Curro Gonzalez, La caida (The Fall), 2000, Acrylic on canvas
Manuel Ocampo, The Failure to Express Is Its Expression, 2000, Oil on wood
Track 16 Gallery
Smart Art Press
2525 Michigan Avenue, Bldg C-1
Santa Monica, CA 90404
Les Chiens Andalous
If I were to be truthful, the title of this show would be "Three Andalusians and a Dog Eater." But because I'm not interested in telling "the truth," let's just pretend that I am also from Andalusia. After all, I did live there for three-and-a-half years; I returned to the United States rather recently, in 1999. By the way, Un Chien Andalou, the infamous movie made by Luis Bunuel and Salvador Dali, never took place in Andalusia, there were no Andalusians or Andalusian actors in it, nor was it a story about a dog. Being less truthful would be in keeping with Spanish surrealism's twisted logic. What the movie is notorious for is the scene depicting what some consider the most violent act committed against the eye in film history. I hope the works included in this show attack the visual senses in a positive and liberating way.

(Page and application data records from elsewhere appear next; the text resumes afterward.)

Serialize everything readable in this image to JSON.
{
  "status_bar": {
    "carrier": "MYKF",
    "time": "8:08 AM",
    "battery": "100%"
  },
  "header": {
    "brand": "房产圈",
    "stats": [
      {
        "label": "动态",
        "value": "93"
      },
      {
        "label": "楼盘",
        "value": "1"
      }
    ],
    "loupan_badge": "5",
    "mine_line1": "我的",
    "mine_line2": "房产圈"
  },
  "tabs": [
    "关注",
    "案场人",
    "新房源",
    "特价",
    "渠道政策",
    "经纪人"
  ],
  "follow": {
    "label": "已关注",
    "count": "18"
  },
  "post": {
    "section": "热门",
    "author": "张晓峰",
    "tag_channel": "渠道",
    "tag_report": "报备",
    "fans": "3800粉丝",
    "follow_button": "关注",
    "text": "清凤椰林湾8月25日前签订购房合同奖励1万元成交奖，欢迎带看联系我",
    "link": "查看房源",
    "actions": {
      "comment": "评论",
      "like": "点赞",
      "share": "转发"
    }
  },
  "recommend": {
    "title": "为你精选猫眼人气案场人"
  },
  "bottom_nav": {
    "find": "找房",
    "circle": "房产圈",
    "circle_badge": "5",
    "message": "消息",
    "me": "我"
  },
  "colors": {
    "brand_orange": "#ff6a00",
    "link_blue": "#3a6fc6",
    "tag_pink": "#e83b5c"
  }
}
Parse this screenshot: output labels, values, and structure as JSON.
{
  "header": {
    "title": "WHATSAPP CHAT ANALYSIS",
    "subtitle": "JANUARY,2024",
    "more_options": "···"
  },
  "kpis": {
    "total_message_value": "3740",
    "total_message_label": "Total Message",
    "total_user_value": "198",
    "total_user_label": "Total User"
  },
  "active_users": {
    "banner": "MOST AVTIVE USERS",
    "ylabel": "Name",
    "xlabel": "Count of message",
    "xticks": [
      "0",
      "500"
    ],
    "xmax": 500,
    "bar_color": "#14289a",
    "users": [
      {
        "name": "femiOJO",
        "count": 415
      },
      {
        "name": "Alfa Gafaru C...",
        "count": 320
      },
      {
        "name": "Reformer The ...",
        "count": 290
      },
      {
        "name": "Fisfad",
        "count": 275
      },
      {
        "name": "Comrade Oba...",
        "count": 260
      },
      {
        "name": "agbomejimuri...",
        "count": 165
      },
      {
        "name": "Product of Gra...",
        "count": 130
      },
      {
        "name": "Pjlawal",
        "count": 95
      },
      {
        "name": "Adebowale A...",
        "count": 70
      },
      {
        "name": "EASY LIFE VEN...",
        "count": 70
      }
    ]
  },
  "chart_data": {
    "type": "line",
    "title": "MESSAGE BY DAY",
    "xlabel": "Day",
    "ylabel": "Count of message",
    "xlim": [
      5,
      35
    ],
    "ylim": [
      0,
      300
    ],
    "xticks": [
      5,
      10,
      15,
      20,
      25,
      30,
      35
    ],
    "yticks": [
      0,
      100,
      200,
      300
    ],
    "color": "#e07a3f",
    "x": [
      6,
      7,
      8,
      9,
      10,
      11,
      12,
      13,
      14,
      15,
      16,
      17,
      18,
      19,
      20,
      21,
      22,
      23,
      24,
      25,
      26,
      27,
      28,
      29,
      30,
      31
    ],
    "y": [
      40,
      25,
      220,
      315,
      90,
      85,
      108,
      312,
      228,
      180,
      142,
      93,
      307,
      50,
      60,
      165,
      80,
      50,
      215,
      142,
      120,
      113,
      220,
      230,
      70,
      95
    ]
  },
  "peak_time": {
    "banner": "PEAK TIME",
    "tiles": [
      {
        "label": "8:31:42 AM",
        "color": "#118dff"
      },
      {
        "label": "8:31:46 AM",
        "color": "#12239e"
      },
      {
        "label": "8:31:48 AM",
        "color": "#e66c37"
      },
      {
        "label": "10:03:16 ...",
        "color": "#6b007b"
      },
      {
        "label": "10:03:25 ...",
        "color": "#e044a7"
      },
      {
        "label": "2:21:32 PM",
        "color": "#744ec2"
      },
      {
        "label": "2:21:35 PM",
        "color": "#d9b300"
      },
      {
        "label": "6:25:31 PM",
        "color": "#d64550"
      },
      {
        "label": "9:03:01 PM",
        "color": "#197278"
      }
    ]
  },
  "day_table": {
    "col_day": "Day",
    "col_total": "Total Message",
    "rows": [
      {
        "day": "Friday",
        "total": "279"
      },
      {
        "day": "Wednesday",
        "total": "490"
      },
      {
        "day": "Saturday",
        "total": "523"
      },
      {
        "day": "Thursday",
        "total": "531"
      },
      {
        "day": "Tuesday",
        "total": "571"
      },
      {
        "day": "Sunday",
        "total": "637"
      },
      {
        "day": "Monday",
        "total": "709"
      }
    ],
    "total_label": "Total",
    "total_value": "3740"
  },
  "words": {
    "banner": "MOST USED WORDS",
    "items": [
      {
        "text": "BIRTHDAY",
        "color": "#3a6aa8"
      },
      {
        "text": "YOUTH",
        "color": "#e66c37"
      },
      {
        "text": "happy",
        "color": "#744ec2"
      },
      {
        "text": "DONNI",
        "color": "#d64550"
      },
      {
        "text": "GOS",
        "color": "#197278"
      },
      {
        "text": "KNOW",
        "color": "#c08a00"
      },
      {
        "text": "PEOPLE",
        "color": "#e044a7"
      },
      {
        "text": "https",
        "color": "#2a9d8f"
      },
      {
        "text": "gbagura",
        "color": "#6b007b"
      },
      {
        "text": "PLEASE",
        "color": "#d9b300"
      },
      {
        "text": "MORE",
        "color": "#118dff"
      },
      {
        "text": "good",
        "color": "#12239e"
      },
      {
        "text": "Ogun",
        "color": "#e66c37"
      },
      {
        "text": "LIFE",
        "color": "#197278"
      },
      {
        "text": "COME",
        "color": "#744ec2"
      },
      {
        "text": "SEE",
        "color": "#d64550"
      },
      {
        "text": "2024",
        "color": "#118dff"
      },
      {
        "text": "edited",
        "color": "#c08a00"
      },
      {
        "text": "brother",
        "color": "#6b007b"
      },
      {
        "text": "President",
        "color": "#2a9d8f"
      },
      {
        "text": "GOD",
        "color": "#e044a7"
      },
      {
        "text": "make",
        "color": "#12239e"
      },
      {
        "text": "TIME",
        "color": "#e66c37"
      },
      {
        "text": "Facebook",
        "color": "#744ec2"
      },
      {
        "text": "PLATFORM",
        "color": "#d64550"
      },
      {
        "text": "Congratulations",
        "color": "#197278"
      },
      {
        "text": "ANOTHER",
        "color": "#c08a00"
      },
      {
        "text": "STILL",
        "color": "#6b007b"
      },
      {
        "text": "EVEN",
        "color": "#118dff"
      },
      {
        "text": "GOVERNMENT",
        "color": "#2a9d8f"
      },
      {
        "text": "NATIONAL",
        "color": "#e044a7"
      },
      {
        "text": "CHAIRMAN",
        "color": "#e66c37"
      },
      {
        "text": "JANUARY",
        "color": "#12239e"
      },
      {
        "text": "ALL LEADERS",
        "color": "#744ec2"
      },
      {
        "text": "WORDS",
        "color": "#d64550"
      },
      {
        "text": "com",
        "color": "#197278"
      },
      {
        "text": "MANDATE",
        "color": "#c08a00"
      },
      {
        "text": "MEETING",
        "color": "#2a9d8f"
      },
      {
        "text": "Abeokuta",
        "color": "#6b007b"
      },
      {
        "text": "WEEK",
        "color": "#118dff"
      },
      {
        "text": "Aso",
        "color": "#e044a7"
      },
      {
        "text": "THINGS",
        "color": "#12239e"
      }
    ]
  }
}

My residence in Seville was short but fruitful. I met many brilliant artists, three of whom inspired me a great deal; they have influenced countless others working in Spain. Those three are Curro Gonzalez, Chema Cobo, and Patricio Cabrera. Chema has been actively exhibiting his work in Spain since the 1970s, Curro and Patricio since the 1980s. All three painters have established careers in their native country, so I am by no means trying to organize a show featuring a new trend in Spanish art or a survey of Andalusian artists. I have noticed, however, that only a very small number of Spanish artists are widely known in the U.S. and internationally. This exhibition is my attempt to broaden an appreciation of Spanish painters, with a focus on the province I love the most.